Directions for this task: Please output the entries below exactly as they are.

Supplied information:
########################################

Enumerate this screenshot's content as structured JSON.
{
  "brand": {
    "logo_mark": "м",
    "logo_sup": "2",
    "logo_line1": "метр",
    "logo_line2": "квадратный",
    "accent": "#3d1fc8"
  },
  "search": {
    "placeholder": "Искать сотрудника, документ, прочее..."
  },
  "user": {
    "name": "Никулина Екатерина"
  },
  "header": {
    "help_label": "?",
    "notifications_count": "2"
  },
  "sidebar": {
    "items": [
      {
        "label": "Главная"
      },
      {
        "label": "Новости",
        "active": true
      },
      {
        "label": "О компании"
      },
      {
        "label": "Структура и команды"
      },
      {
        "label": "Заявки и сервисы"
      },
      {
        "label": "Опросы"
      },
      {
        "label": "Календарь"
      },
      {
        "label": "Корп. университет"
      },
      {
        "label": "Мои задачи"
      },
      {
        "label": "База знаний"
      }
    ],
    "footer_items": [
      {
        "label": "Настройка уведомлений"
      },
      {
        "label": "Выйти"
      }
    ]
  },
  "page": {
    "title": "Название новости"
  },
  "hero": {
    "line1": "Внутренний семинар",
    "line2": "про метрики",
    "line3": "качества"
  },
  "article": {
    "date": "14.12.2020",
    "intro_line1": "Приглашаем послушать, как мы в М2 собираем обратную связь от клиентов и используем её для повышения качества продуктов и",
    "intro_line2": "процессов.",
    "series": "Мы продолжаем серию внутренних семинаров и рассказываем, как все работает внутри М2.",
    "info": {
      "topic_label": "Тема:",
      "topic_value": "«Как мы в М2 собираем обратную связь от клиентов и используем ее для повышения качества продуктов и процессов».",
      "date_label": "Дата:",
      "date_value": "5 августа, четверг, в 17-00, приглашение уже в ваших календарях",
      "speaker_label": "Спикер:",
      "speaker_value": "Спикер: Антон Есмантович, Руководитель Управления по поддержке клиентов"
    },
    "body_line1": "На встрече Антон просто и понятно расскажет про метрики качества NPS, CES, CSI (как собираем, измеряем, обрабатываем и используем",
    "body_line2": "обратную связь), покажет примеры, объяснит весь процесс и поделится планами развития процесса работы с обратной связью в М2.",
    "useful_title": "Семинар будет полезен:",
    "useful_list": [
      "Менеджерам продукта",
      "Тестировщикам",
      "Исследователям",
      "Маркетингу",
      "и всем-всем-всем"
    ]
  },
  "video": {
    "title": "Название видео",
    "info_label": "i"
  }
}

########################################

Problem solution:
Enumerate this screenshot's content as structured JSON.
{
  "brand": {
    "logo_mark": "м",
    "logo_sup": "2",
    "logo_line1": "метр",
    "logo_line2": "квадратный",
    "accent": "#3d1fc8"
  },
  "search": {
    "placeholder": "Искать сотрудника, документ, прочее..."
  },
  "user": {
    "name": "Никулина Екатерина"
  },
  "header": {
    "help_label": "?",
    "notifications_count": "2"
  },
  "sidebar": {
    "items": [
      {
        "label": "Главная"
      },
      {
        "label": "Новости",
        "active": true
      },
      {
        "label": "О компании"
      },
      {
        "label": "Структура и команды"
      },
      {
        "label": "Заявки и сервисы"
      },
      {
        "label": "Опросы"
      },
      {
        "label": "Календарь"
      },
      {
        "label": "Корп. университет"
      },
      {
        "label": "Мои задачи"
      },
      {
        "label": "База знаний"
      }
    ],
    "footer_items": [
      {
        "label": "Настройка уведомлений"
      },
      {
        "label": "Выйти"
      }
    ]
  },
  "page": {
    "title": "Название новости"
  },
  "hero": {
    "line1": "Внутренний семинар",
    "line2": "про метрики",
    "line3": "качества"
  },
  "article": {
    "date": "14.12.2020",
    "intro_line1": "Приглашаем послушать, как мы в М2 собираем обратную связь от клиентов и используем её для повышения качества продуктов и",
    "intro_line2": "процессов.",
    "series": "Мы продолжаем серию внутренних семинаров и рассказываем, как все работает внутри М2.",
    "info": {
      "topic_label": "Тема:",
      "topic_value": "«Как мы в М2 собираем обратную связь от клиентов и используем ее для повышения качества продуктов и процессов».",
      "date_label": "Дата:",
      "date_value": "5 августа, четверг, в 17-00, приглашение уже в ваших календарях",
      "speaker_label": "Спикер:",
      "speaker_value": "Спикер: Антон Есмантович, Руководитель Управления по поддержке клиентов"
    },
    "body_line1": "На встрече Антон просто и понятно расскажет про метрики качества NPS, CES, CSI (как собираем, измеряем, обрабатываем и используем",
    "body_line2": "обратную связь), покажет примеры, объяснит весь процесс и поделится планами развития процесса работы с обратной связью в М2.",
    "useful_title": "Семинар будет полезен:",
    "useful_list": [
      "Менеджерам продукта",
      "Тестировщикам",
      "Исследователям",
      "Маркетингу",
      "и всем-всем-всем"
    ]
  },
  "video": {
    "title": "Название видео",
    "info_label": "i"
  }
}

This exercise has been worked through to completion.